Posted on

Transfiguration and the Lost Art of Listening

I’m tired of feeling the compulsion to always have something to say, to always have a response, an opinion, a wise word. I wonder how much of this comes from the fact that I’m a pastor (a vocation unfortunately far too suited for those of us who like to hear ourselves chatter) or that I’m a writer – I mean, I live by words for goodness’ sake.

Of all the compliments a pastor (a human, for that matter) could receive, this has to be one of the best: “You listen good.” I don’t hear it nearly enough.

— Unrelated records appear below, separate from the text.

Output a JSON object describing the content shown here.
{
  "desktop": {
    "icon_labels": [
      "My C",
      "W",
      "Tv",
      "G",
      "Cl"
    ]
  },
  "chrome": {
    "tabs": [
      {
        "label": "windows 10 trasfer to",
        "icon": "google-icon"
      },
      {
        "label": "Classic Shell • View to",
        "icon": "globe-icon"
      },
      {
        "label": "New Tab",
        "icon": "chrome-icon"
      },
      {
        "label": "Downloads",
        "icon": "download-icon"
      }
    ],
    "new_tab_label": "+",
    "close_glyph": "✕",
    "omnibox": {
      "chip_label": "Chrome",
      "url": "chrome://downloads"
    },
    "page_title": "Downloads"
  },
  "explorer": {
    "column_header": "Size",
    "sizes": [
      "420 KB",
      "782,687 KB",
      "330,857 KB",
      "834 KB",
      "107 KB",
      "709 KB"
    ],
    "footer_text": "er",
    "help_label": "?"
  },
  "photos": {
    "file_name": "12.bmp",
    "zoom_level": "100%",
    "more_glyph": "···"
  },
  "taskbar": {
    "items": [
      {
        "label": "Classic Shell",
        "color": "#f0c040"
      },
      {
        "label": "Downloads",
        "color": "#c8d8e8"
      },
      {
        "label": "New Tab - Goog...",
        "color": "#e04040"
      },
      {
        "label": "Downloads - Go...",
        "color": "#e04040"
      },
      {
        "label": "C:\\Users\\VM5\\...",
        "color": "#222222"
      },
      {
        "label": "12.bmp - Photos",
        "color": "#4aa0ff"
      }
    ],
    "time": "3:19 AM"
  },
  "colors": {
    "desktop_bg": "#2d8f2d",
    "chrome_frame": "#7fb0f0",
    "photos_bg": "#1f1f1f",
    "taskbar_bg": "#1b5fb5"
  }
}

Peter was given to bursts of words, particularly when he was caught off guard or was flustered or eager or unsure of what else to do. Of course, his most famous moment was his self-assured declaration that, no matter what, he would never deny Jesus. A little quiet humility would have served Peter well there. I have been drawn to another moment, however. In Mark 9, Jesus took his inner trio (Peter, James and John) up to the top of a mountain to witness an event they would have to see to believe. Jesus began to burn white, glowing brilliantly, as Moses and Elijah, long dead, appeared next to him.

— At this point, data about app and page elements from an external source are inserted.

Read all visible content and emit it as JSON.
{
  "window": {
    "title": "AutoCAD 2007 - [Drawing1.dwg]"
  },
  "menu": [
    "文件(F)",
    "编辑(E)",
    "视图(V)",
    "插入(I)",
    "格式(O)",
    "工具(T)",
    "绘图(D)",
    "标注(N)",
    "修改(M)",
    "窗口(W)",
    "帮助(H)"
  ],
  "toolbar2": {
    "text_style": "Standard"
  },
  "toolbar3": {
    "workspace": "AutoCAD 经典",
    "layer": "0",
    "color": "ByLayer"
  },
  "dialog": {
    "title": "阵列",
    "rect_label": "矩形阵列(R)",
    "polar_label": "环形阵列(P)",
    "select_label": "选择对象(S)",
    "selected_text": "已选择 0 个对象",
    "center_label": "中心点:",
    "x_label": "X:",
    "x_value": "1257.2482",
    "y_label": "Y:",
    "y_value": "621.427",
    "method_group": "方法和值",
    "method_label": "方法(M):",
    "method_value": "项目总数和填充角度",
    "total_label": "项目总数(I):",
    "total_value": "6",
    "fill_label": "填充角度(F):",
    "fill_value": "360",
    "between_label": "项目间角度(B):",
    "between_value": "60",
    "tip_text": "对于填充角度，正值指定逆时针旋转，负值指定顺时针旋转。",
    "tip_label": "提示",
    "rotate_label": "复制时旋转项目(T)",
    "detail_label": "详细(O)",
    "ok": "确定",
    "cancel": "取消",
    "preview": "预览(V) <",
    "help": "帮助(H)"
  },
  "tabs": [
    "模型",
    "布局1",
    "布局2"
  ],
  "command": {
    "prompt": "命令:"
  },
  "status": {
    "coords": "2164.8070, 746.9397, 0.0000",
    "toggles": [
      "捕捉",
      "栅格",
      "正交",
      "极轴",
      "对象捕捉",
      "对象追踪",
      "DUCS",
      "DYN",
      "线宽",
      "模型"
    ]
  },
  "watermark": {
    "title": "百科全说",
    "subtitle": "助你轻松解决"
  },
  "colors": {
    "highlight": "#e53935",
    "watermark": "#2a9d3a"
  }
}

Stunned, Peter did what Peter usually did in such circumstances: he blurted out the first words that popped into his head. “Rabbi, this is a great moment. Let’s build three memorials – one for you, one for Moses, one for Elijah.” (Mark 9.5-6, Message)

Peter just couldn’t help himself.

The miraculous had happened. God had revealed himself in Jesus — with white-fire and mythic-like witnesses to accent Jesus’ self-revelation. But Peter had to say something. Worse, Peter felt compelled to come up with something to do, something to create, something to build – a memorial would be just the thing.

We do this all the time. God is speaking. Jesus is burning hot-white among us. And we can’t sit still. We can’t wait and ponder. We have to strategize and market and draw up a flow-chart that flings everyone into action. We have to talk, to spin ourselves in circles with all our words.

Are we tired of hearing ourselves jabber? I am. Are we tired of having more confidence in what we can manage that in what God is busy doing? I hope I am.

I want to see God. I want to hear God. I want to believe that Jesus’ words are more vital to my world than my own words. I want to believe – truly believe – that God’s voice, that God’s shining presence, is truly the center of the action.

After Peter had offered his two cents, a thundering voice spoke from the cloud. “This is my Son…Listen to him.” (Mark 9.7) Listen to him.

Actually, Peter, the Father said, this is not the time for you to say or do anything. This is the time to listen.

There is a time to act, and there is a time to wait. There is a time to speak, and there is a time to listen. My prayer is that I will know the difference.

Listening (hopefully) / Winn

One thought on “Transfiguration and the Lost Art of Listening

  1. hey winn, stumbled upon your blog at relevant… anyhow, enjoyed the post. thank you for being a pastor who’s interested in listening. i love barbara brown taylor’s book, “when God is silent”. it’s classic along these lines. meanwhile, i blogged a little about it myself at discoverj.blogspot.com. feel free to check out the post, “silence”. thanks! keep it up. jonathan

words have a way of making friends. drop a few here.